Do you ever find yourself asking, “Am I a fun mom?”
The phrase, for me, conjures images of genuinely happy mothers chasing her children around the yard on a sunny day — just after spending the morning baking cookies with them in the kitchen — not caring about the spilled flour on the floor or gooey mess on the countertop.
What does it mean to be a fun mom, exactly? And, moreover, why are we worried about something that may or may not come naturally to us as parents — especially when we are already doing so much in the realm of caretaking?
Focus on what you’re good at
I think it goes back to the self-help adage, Focus on what you can do, instead of what you can’t. Or, in this case, focus on what you’re good at as a mom, as opposed to things you don’t necessarily enjoy when it comes to mothering.

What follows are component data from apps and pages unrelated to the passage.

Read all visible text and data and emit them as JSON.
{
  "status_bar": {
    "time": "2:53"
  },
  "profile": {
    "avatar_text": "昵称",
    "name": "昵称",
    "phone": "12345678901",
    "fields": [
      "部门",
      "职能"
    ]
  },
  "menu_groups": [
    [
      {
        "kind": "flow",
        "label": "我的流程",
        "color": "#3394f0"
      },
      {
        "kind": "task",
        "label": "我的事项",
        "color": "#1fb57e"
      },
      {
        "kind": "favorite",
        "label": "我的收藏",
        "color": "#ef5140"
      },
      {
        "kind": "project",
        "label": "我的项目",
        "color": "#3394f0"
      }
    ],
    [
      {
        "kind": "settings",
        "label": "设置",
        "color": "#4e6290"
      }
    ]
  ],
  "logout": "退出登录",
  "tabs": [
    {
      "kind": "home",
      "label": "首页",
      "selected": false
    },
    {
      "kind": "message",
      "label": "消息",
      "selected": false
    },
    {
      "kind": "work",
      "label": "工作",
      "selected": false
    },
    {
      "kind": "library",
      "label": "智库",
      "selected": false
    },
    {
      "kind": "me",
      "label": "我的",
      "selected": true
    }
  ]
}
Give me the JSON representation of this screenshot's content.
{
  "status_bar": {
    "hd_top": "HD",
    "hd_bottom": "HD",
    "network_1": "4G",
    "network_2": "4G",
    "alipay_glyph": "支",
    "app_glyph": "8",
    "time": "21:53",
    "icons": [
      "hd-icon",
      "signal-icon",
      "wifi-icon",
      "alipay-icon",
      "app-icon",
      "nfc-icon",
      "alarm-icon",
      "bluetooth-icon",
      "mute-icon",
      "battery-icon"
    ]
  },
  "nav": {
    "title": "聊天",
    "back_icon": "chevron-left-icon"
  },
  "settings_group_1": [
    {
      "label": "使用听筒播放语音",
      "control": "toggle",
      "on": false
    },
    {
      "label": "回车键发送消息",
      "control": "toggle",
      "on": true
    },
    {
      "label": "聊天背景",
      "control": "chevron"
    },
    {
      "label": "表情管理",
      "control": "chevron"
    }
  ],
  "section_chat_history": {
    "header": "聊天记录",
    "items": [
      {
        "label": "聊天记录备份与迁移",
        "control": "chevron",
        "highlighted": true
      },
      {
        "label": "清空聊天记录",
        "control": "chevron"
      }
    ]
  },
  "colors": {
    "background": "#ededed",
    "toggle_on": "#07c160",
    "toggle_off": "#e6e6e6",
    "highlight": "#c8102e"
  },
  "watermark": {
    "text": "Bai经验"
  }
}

In a NYTParenting article released this morning (leave it to NYTParenting to spark insight before 7 am), “I Don’t Want To Be a Fun Mom,” lead editor Jessica Grose bluntly admits activities like puzzles and pillow fights simply are not her strong suite.
In the piece, she is backed by researchers (and assumedly millions of fellow parents) when she says:
“The truth is, I don’t actually want to play capture the flag. I just want to want to play, because I want to be able to give my kids joy during a time when their normal excitements are canceled. I can continue to bake with them, read with them and do sticker mosaics with them endlessly.”
I can relate. I love reading books to my son, baking with him, taking walks, and doing the occasional art project. But pretending to be pirates on a pirate ship? I’ll leave that for his dad to navigate.
Some might argue that not doing what your kids want to do is selfish. And to an extent, I might agree with that. My point lies more so in the bigger picture of modern parenting — that while we want to provide fun experiences for our children, we shouldn’t have to feel like we are constantly bending over backwards to appease them and their weird (while hilarious) pretend play.
Author and columnist Drew Magary says we shouldn’t force fun if it doesn’t feel fun for us. I admire this way of thinking. We put too much pressure on ourselves as it is. Do we really need to add to that pressure by questioning our willingness to make clouds out of shaving cream?
“The worst thing you can do as a parent is try to force ‘fun’ when it’s not actually fun for you. And, if you’re trying too hard for rule-breaking fun, you’re no longer a parent. You’re the uncle who’s introducing your kids to cigarettes.”
I’ll clean if you dance to Baby Shark Do Do
Marriage and family therapist Sinead Smyth explains we should take time to compliment our partners on their strengths as a parent, as opposed to fixating on things we view as shortcomings. It sounds so simple, but is really hard to see in the moment. Everything is easier to understand in retrospect.
Dr. Smyth says:
“If we don’t pause and look for the good and things we do appreciate about ourselves and our co-parent, we’re not going to see it.”
In my case, my strengths as a mom lean heavily toward the nurturing side of parenting, like cooking, bathing, kissing ouchies, and getting my son emotionally prepared for preschool. My husband’s strengths lie in playing sports, being silly, having a lot of patience, and taking time out to teach Cy how things work.
But one isn’t better or more right than the other. I think we do a good job of complimenting each other as partners and as parents. That isn’t to say we don’t have disagreements on ways to discipline or foster communication in our fragile 4-year-old.
In an age where “present parents” are praised for foregoing their own identities in lieu of taking on explicit motherhood-ly roles, can we be fun and nurturing? Can we be spontaneous and efficient?
And, if we’re the ones putting labels on our parenting style (cool mom, fun mom, strict mom, healthy mom), does that dignify others putting labels on us?
As always, thank you for reading!
We’ve been reading Wacky Wednesday in our house the past 3 weeks. So, Happy Wacky Wednesday. I’m confident we will be putting shoes on top our heads for the better half of the afternoon.